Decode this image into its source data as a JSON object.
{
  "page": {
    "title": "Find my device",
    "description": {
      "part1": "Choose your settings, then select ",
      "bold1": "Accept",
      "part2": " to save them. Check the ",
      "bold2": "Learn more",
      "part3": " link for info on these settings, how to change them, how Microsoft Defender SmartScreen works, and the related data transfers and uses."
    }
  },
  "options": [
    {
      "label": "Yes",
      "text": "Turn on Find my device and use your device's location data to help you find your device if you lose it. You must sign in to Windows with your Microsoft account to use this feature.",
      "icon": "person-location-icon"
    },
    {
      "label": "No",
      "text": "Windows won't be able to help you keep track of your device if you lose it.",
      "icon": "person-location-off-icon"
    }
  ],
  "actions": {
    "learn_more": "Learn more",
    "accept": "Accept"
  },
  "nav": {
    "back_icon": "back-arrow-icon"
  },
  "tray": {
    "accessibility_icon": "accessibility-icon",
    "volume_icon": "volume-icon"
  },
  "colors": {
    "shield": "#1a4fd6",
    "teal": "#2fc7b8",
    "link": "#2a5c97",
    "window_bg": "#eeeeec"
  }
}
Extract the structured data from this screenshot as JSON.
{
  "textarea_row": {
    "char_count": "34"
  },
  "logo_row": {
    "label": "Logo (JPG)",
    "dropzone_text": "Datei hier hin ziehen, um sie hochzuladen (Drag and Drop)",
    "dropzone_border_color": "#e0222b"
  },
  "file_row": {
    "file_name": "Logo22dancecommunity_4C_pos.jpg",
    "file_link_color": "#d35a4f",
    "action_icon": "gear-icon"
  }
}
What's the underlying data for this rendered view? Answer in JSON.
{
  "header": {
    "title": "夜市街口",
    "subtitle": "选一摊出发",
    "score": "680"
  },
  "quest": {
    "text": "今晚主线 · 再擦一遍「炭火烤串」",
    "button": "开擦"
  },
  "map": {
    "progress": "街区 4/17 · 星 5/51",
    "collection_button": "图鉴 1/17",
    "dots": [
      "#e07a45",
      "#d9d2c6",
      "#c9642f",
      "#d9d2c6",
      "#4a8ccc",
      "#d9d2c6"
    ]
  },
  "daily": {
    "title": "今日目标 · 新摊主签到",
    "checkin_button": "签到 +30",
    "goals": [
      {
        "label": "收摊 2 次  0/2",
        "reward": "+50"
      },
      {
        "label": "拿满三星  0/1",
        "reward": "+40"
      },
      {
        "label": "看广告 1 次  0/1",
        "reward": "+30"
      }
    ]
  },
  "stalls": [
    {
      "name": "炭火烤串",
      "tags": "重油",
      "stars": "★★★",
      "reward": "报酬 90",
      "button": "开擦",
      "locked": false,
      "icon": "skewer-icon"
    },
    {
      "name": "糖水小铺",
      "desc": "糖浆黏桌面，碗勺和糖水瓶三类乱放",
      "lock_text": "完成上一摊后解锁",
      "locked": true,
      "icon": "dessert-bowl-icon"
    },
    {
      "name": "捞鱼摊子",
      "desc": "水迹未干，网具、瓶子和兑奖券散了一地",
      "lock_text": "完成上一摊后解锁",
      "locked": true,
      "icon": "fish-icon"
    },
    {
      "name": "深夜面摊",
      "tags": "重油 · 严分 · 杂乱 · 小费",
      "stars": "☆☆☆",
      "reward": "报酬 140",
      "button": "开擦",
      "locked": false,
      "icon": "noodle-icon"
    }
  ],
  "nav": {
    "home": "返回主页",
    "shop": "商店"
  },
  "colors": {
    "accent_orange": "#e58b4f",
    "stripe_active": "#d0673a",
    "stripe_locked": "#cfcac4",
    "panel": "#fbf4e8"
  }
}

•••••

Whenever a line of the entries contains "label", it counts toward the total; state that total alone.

6